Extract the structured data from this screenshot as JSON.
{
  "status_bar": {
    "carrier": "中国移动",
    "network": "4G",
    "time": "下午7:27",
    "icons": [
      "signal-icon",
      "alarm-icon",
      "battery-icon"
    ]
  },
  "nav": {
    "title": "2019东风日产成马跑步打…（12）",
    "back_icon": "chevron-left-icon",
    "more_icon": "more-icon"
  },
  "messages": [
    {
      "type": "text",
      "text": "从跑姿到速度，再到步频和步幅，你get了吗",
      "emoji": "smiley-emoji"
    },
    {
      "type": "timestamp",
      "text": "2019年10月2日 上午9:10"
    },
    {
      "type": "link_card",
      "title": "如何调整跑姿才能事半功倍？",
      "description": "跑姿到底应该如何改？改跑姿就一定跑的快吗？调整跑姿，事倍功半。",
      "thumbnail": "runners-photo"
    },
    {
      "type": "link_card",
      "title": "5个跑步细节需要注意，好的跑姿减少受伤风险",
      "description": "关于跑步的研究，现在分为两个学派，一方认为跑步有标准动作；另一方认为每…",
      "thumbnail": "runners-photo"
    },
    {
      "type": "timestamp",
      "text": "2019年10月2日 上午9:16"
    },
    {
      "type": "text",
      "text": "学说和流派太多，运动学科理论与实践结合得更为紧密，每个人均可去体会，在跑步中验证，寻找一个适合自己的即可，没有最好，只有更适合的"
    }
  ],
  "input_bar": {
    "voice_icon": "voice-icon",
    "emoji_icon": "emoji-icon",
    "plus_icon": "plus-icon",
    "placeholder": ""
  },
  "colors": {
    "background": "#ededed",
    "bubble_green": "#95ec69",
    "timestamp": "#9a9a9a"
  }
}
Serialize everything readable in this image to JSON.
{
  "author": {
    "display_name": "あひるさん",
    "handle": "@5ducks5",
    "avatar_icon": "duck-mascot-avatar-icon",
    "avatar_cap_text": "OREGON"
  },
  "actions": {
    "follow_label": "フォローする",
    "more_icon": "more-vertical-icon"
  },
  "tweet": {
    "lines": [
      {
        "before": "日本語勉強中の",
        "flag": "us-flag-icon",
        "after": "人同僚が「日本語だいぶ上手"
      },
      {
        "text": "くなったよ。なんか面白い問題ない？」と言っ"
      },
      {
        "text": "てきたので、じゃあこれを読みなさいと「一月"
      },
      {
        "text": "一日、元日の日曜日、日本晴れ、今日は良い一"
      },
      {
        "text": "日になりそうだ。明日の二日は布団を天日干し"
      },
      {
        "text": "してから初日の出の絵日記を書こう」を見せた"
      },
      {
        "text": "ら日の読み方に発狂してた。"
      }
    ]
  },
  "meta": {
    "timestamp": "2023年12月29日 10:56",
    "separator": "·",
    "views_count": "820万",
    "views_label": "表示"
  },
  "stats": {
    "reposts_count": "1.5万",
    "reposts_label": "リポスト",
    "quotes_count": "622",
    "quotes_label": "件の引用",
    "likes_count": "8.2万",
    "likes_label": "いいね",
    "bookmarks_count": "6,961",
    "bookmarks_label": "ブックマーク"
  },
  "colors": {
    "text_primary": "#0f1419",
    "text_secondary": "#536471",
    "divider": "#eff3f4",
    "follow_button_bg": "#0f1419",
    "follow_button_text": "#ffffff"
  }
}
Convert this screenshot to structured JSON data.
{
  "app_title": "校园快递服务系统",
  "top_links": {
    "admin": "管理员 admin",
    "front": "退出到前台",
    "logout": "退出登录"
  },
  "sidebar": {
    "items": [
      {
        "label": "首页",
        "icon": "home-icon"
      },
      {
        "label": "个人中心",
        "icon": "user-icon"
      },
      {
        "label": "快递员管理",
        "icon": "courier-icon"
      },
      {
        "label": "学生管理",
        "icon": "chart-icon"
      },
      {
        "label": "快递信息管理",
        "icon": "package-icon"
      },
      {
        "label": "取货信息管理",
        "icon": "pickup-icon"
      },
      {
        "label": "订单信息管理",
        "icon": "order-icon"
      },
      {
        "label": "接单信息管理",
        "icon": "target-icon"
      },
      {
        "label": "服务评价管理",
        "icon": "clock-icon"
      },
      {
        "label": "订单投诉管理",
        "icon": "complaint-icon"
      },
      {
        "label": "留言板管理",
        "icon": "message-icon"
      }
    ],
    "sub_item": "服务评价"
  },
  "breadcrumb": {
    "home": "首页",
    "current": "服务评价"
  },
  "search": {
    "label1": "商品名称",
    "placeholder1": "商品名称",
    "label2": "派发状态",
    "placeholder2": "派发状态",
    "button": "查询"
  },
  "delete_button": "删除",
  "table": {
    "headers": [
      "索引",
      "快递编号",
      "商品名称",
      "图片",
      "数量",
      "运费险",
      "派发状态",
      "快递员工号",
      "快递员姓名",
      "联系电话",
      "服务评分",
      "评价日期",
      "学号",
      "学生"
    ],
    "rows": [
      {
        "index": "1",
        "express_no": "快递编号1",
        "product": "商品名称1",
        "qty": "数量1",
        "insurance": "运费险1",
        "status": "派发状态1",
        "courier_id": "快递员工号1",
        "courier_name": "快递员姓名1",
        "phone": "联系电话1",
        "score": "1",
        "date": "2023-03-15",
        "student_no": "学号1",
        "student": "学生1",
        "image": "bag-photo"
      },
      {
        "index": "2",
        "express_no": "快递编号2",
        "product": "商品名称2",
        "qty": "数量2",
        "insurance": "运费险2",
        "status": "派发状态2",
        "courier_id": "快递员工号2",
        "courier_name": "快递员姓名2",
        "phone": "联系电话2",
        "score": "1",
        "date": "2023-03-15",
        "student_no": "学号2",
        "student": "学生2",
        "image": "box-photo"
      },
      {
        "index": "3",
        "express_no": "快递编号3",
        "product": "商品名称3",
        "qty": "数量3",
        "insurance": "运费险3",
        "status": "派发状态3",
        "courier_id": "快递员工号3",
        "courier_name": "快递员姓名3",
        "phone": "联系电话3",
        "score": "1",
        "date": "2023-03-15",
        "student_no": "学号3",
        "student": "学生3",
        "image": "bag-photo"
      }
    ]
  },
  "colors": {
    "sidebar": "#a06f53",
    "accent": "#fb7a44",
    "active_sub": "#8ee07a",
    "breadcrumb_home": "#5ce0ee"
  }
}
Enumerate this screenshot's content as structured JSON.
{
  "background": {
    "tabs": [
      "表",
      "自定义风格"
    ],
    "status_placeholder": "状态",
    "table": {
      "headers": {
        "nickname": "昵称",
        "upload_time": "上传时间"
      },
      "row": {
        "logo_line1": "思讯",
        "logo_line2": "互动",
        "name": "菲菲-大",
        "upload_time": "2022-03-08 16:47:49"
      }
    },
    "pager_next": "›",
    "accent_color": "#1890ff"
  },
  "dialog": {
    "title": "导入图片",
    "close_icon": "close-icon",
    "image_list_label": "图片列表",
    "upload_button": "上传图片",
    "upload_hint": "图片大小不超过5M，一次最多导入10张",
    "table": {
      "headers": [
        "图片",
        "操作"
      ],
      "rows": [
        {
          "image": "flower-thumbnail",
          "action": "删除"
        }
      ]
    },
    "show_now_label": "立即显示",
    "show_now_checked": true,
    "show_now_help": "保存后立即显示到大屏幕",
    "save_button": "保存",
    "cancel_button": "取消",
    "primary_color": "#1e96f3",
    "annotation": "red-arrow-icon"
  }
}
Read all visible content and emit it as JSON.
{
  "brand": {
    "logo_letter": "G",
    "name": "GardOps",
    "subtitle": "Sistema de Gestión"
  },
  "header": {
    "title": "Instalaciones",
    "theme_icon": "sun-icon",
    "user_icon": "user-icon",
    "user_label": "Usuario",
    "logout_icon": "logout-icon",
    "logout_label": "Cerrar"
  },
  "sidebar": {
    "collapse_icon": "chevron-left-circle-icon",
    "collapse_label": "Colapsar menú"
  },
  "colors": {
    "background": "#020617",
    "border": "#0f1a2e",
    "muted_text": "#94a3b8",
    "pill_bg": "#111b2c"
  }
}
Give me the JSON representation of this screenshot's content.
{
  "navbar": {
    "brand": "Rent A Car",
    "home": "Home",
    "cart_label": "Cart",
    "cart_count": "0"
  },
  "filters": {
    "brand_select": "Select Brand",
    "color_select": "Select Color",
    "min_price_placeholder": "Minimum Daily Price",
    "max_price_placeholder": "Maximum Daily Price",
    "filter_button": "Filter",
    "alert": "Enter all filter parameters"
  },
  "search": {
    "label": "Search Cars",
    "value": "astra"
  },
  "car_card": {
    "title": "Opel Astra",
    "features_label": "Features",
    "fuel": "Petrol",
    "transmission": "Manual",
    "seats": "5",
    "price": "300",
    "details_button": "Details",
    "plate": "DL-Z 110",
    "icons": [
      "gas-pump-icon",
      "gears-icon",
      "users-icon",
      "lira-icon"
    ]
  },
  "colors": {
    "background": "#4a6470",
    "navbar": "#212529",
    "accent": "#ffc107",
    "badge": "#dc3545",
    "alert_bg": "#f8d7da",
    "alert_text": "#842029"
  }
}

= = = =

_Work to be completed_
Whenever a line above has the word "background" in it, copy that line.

_Exercise solution_
    "background": "#ededed",
  "background": {
    "background": "#020617",
    "background": "#4a6470",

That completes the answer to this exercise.